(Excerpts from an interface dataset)
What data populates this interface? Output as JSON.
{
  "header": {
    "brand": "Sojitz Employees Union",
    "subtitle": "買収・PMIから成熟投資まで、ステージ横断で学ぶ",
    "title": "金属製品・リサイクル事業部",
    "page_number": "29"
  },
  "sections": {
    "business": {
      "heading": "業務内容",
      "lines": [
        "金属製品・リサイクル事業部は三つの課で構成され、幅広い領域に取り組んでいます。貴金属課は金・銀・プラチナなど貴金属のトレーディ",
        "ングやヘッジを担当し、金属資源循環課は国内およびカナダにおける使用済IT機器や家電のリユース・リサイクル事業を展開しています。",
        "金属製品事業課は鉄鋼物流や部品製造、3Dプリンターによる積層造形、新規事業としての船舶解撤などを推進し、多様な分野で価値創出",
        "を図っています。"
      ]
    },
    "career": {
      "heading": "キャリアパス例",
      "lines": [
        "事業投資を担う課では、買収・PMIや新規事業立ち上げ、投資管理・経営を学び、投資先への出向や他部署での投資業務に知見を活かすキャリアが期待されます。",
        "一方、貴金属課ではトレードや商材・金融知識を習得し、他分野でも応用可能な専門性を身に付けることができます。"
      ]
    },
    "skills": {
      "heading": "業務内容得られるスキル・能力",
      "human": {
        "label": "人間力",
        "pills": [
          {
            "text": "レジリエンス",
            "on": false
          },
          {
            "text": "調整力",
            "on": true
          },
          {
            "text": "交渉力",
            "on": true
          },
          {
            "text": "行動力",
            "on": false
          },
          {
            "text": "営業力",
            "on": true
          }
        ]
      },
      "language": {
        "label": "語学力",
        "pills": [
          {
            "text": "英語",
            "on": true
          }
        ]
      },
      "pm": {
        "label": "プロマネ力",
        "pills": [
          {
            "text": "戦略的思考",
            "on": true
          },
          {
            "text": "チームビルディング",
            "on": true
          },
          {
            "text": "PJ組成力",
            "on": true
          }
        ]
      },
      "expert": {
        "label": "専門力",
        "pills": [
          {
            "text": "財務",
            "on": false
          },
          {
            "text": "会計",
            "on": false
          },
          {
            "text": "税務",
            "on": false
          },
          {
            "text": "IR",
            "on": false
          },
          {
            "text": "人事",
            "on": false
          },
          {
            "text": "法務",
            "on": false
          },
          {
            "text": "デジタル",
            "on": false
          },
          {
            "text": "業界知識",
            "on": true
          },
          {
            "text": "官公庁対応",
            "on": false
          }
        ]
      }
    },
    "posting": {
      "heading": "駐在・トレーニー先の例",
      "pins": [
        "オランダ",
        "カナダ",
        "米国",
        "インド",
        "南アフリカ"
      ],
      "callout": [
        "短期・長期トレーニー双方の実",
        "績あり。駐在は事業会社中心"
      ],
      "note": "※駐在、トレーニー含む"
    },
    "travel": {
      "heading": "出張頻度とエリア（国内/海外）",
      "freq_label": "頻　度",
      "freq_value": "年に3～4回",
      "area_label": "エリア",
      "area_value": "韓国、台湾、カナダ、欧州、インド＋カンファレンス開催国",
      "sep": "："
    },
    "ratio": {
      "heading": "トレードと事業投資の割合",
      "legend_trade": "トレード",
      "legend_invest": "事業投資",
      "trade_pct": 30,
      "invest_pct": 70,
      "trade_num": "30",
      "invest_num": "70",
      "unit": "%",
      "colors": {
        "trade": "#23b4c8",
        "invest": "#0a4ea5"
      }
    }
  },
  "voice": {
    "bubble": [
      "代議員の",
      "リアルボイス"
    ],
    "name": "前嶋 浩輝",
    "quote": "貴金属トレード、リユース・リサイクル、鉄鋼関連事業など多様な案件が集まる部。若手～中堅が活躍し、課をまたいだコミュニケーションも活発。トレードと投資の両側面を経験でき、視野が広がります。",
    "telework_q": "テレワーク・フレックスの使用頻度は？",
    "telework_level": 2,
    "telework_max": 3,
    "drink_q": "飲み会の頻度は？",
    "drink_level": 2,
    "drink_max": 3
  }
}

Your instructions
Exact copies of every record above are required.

Response area
What data populates this interface? Output as JSON.
{
  "header": {
    "brand": "Sojitz Employees Union",
    "subtitle": "買収・PMIから成熟投資まで、ステージ横断で学ぶ",
    "title": "金属製品・リサイクル事業部",
    "page_number": "29"
  },
  "sections": {
    "business": {
      "heading": "業務内容",
      "lines": [
        "金属製品・リサイクル事業部は三つの課で構成され、幅広い領域に取り組んでいます。貴金属課は金・銀・プラチナなど貴金属のトレーディ",
        "ングやヘッジを担当し、金属資源循環課は国内およびカナダにおける使用済IT機器や家電のリユース・リサイクル事業を展開しています。",
        "金属製品事業課は鉄鋼物流や部品製造、3Dプリンターによる積層造形、新規事業としての船舶解撤などを推進し、多様な分野で価値創出",
        "を図っています。"
      ]
    },
    "career": {
      "heading": "キャリアパス例",
      "lines": [
        "事業投資を担う課では、買収・PMIや新規事業立ち上げ、投資管理・経営を学び、投資先への出向や他部署での投資業務に知見を活かすキャリアが期待されます。",
        "一方、貴金属課ではトレードや商材・金融知識を習得し、他分野でも応用可能な専門性を身に付けることができます。"
      ]
    },
    "skills": {
      "heading": "業務内容得られるスキル・能力",
      "human": {
        "label": "人間力",
        "pills": [
          {
            "text": "レジリエンス",
            "on": false
          },
          {
            "text": "調整力",
            "on": true
          },
          {
            "text": "交渉力",
            "on": true
          },
          {
            "text": "行動力",
            "on": false
          },
          {
            "text": "営業力",
            "on": true
          }
        ]
      },
      "language": {
        "label": "語学力",
        "pills": [
          {
            "text": "英語",
            "on": true
          }
        ]
      },
      "pm": {
        "label": "プロマネ力",
        "pills": [
          {
            "text": "戦略的思考",
            "on": true
          },
          {
            "text": "チームビルディング",
            "on": true
          },
          {
            "text": "PJ組成力",
            "on": true
          }
        ]
      },
      "expert": {
        "label": "専門力",
        "pills": [
          {
            "text": "財務",
            "on": false
          },
          {
            "text": "会計",
            "on": false
          },
          {
            "text": "税務",
            "on": false
          },
          {
            "text": "IR",
            "on": false
          },
          {
            "text": "人事",
            "on": false
          },
          {
            "text": "法務",
            "on": false
          },
          {
            "text": "デジタル",
            "on": false
          },
          {
            "text": "業界知識",
            "on": true
          },
          {
            "text": "官公庁対応",
            "on": false
          }
        ]
      }
    },
    "posting": {
      "heading": "駐在・トレーニー先の例",
      "pins": [
        "オランダ",
        "カナダ",
        "米国",
        "インド",
        "南アフリカ"
      ],
      "callout": [
        "短期・長期トレーニー双方の実",
        "績あり。駐在は事業会社中心"
      ],
      "note": "※駐在、トレーニー含む"
    },
    "travel": {
      "heading": "出張頻度とエリア（国内/海外）",
      "freq_label": "頻　度",
      "freq_value": "年に3～4回",
      "area_label": "エリア",
      "area_value": "韓国、台湾、カナダ、欧州、インド＋カンファレンス開催国",
      "sep": "："
    },
    "ratio": {
      "heading": "トレードと事業投資の割合",
      "legend_trade": "トレード",
      "legend_invest": "事業投資",
      "trade_pct": 30,
      "invest_pct": 70,
      "trade_num": "30",
      "invest_num": "70",
      "unit": "%",
      "colors": {
        "trade": "#23b4c8",
        "invest": "#0a4ea5"
      }
    }
  },
  "voice": {
    "bubble": [
      "代議員の",
      "リアルボイス"
    ],
    "name": "前嶋 浩輝",
    "quote": "貴金属トレード、リユース・リサイクル、鉄鋼関連事業など多様な案件が集まる部。若手～中堅が活躍し、課をまたいだコミュニケーションも活発。トレードと投資の両側面を経験でき、視野が広がります。",
    "telework_q": "テレワーク・フレックスの使用頻度は？",
    "telework_level": 2,
    "telework_max": 3,
    "drink_q": "飲み会の頻度は？",
    "drink_level": 2,
    "drink_max": 3
  }
}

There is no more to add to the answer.